#### To do
Pick out each line of the records in which the word "Download" appears.

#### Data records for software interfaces

########

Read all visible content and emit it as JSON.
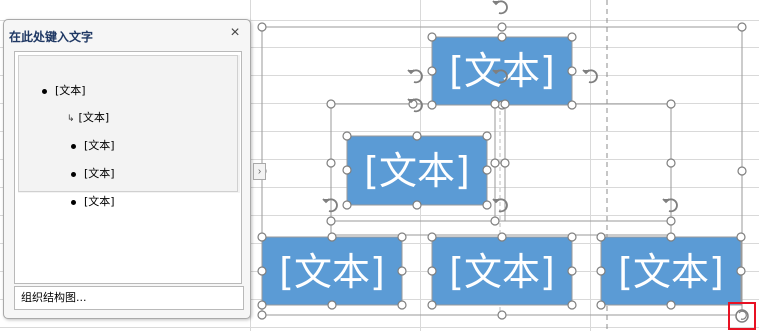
{
  "text_pane": {
    "title": "在此处键入文字",
    "close_glyph": "×",
    "items": [
      {
        "text": "[文本]",
        "style": "bullet"
      },
      {
        "text": "[文本]",
        "style": "arrow"
      },
      {
        "text": "[文本]",
        "style": "bullet"
      },
      {
        "text": "[文本]",
        "style": "bullet"
      },
      {
        "text": "[文本]",
        "style": "bullet"
      }
    ],
    "footer_link": "组织结构图...",
    "toggle_glyph": "›"
  },
  "smartart": {
    "node_label": "[文本]",
    "nodes": [
      {
        "name": "top-node",
        "label": "[文本]"
      },
      {
        "name": "assistant-node",
        "label": "[文本]"
      },
      {
        "name": "child-node-1",
        "label": "[文本]"
      },
      {
        "name": "child-node-2",
        "label": "[文本]"
      },
      {
        "name": "child-node-3",
        "label": "[文本]"
      }
    ],
    "colors": {
      "node_fill": "#5b9bd5",
      "node_text": "#ffffff",
      "handle": "#ffffff",
      "handle_border": "#7f7f7f",
      "highlight": "#e81123"
    }
  }
}
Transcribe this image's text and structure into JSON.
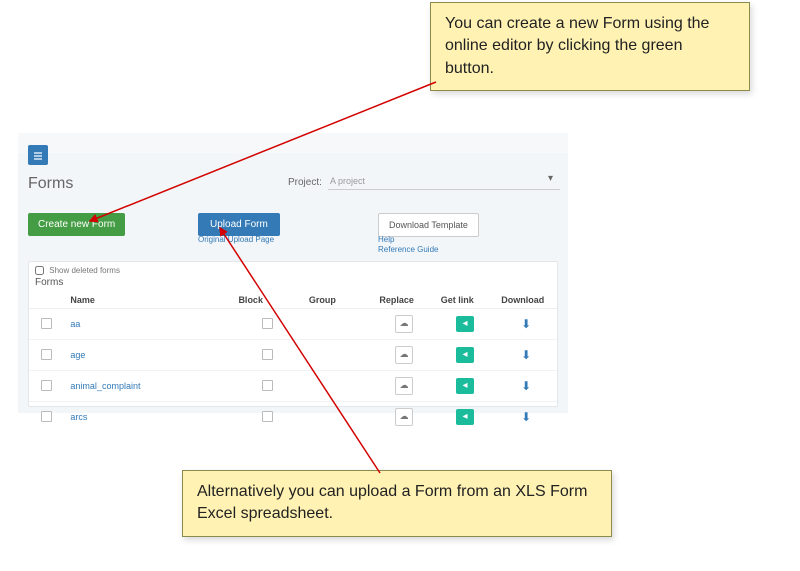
{
  "callouts": {
    "top": "You can create a new Form using the online editor by clicking the green button.",
    "bottom": "Alternatively you can upload a Form from an XLS Form Excel spreadsheet."
  },
  "screenshot": {
    "title": "Forms",
    "project_label": "Project:",
    "project_value": "A project",
    "create_btn": "Create new Form",
    "upload_btn": "Upload Form",
    "original_upload_link": "Original Upload Page",
    "download_template_btn": "Download Template",
    "help_link": "Help",
    "reference_link": "Reference Guide",
    "show_deleted_label": "Show deleted forms",
    "forms_heading": "Forms",
    "columns": {
      "name": "Name",
      "block": "Block",
      "group": "Group",
      "replace": "Replace",
      "get_link": "Get link",
      "download": "Download"
    },
    "rows": [
      {
        "name": "aa"
      },
      {
        "name": "age"
      },
      {
        "name": "animal_complaint"
      },
      {
        "name": "arcs"
      }
    ]
  }
}
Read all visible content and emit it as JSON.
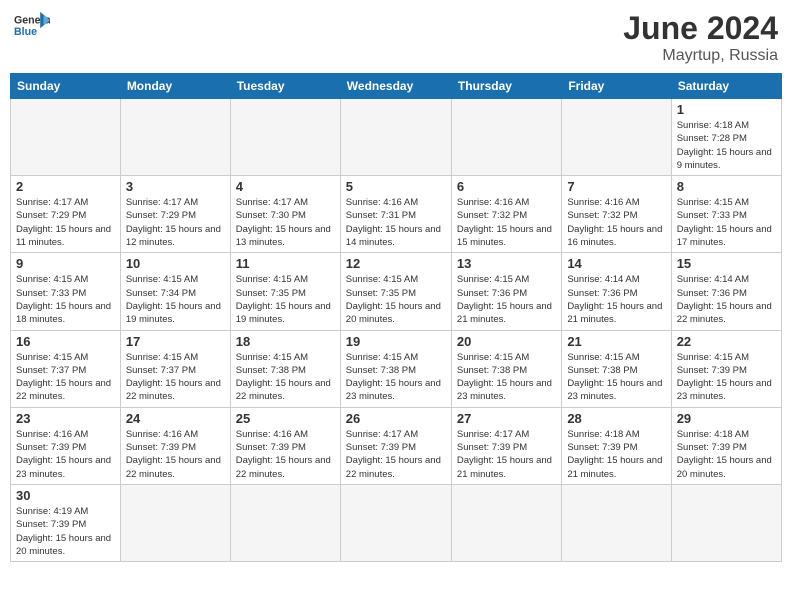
{
  "header": {
    "logo_general": "General",
    "logo_blue": "Blue",
    "month_year": "June 2024",
    "location": "Mayrtup, Russia"
  },
  "days_of_week": [
    "Sunday",
    "Monday",
    "Tuesday",
    "Wednesday",
    "Thursday",
    "Friday",
    "Saturday"
  ],
  "weeks": [
    [
      {
        "day": "",
        "info": ""
      },
      {
        "day": "",
        "info": ""
      },
      {
        "day": "",
        "info": ""
      },
      {
        "day": "",
        "info": ""
      },
      {
        "day": "",
        "info": ""
      },
      {
        "day": "",
        "info": ""
      },
      {
        "day": "1",
        "info": "Sunrise: 4:18 AM\nSunset: 7:28 PM\nDaylight: 15 hours and 9 minutes."
      }
    ],
    [
      {
        "day": "2",
        "info": "Sunrise: 4:17 AM\nSunset: 7:29 PM\nDaylight: 15 hours and 11 minutes."
      },
      {
        "day": "3",
        "info": "Sunrise: 4:17 AM\nSunset: 7:29 PM\nDaylight: 15 hours and 12 minutes."
      },
      {
        "day": "4",
        "info": "Sunrise: 4:17 AM\nSunset: 7:30 PM\nDaylight: 15 hours and 13 minutes."
      },
      {
        "day": "5",
        "info": "Sunrise: 4:16 AM\nSunset: 7:31 PM\nDaylight: 15 hours and 14 minutes."
      },
      {
        "day": "6",
        "info": "Sunrise: 4:16 AM\nSunset: 7:32 PM\nDaylight: 15 hours and 15 minutes."
      },
      {
        "day": "7",
        "info": "Sunrise: 4:16 AM\nSunset: 7:32 PM\nDaylight: 15 hours and 16 minutes."
      },
      {
        "day": "8",
        "info": "Sunrise: 4:15 AM\nSunset: 7:33 PM\nDaylight: 15 hours and 17 minutes."
      }
    ],
    [
      {
        "day": "9",
        "info": "Sunrise: 4:15 AM\nSunset: 7:33 PM\nDaylight: 15 hours and 18 minutes."
      },
      {
        "day": "10",
        "info": "Sunrise: 4:15 AM\nSunset: 7:34 PM\nDaylight: 15 hours and 19 minutes."
      },
      {
        "day": "11",
        "info": "Sunrise: 4:15 AM\nSunset: 7:35 PM\nDaylight: 15 hours and 19 minutes."
      },
      {
        "day": "12",
        "info": "Sunrise: 4:15 AM\nSunset: 7:35 PM\nDaylight: 15 hours and 20 minutes."
      },
      {
        "day": "13",
        "info": "Sunrise: 4:15 AM\nSunset: 7:36 PM\nDaylight: 15 hours and 21 minutes."
      },
      {
        "day": "14",
        "info": "Sunrise: 4:14 AM\nSunset: 7:36 PM\nDaylight: 15 hours and 21 minutes."
      },
      {
        "day": "15",
        "info": "Sunrise: 4:14 AM\nSunset: 7:36 PM\nDaylight: 15 hours and 22 minutes."
      }
    ],
    [
      {
        "day": "16",
        "info": "Sunrise: 4:15 AM\nSunset: 7:37 PM\nDaylight: 15 hours and 22 minutes."
      },
      {
        "day": "17",
        "info": "Sunrise: 4:15 AM\nSunset: 7:37 PM\nDaylight: 15 hours and 22 minutes."
      },
      {
        "day": "18",
        "info": "Sunrise: 4:15 AM\nSunset: 7:38 PM\nDaylight: 15 hours and 22 minutes."
      },
      {
        "day": "19",
        "info": "Sunrise: 4:15 AM\nSunset: 7:38 PM\nDaylight: 15 hours and 23 minutes."
      },
      {
        "day": "20",
        "info": "Sunrise: 4:15 AM\nSunset: 7:38 PM\nDaylight: 15 hours and 23 minutes."
      },
      {
        "day": "21",
        "info": "Sunrise: 4:15 AM\nSunset: 7:38 PM\nDaylight: 15 hours and 23 minutes."
      },
      {
        "day": "22",
        "info": "Sunrise: 4:15 AM\nSunset: 7:39 PM\nDaylight: 15 hours and 23 minutes."
      }
    ],
    [
      {
        "day": "23",
        "info": "Sunrise: 4:16 AM\nSunset: 7:39 PM\nDaylight: 15 hours and 23 minutes."
      },
      {
        "day": "24",
        "info": "Sunrise: 4:16 AM\nSunset: 7:39 PM\nDaylight: 15 hours and 22 minutes."
      },
      {
        "day": "25",
        "info": "Sunrise: 4:16 AM\nSunset: 7:39 PM\nDaylight: 15 hours and 22 minutes."
      },
      {
        "day": "26",
        "info": "Sunrise: 4:17 AM\nSunset: 7:39 PM\nDaylight: 15 hours and 22 minutes."
      },
      {
        "day": "27",
        "info": "Sunrise: 4:17 AM\nSunset: 7:39 PM\nDaylight: 15 hours and 21 minutes."
      },
      {
        "day": "28",
        "info": "Sunrise: 4:18 AM\nSunset: 7:39 PM\nDaylight: 15 hours and 21 minutes."
      },
      {
        "day": "29",
        "info": "Sunrise: 4:18 AM\nSunset: 7:39 PM\nDaylight: 15 hours and 20 minutes."
      }
    ],
    [
      {
        "day": "30",
        "info": "Sunrise: 4:19 AM\nSunset: 7:39 PM\nDaylight: 15 hours and 20 minutes."
      },
      {
        "day": "",
        "info": ""
      },
      {
        "day": "",
        "info": ""
      },
      {
        "day": "",
        "info": ""
      },
      {
        "day": "",
        "info": ""
      },
      {
        "day": "",
        "info": ""
      },
      {
        "day": "",
        "info": ""
      }
    ]
  ]
}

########

#### Written solution
    "download_template_btn": "Download Template",
      "download": "Download"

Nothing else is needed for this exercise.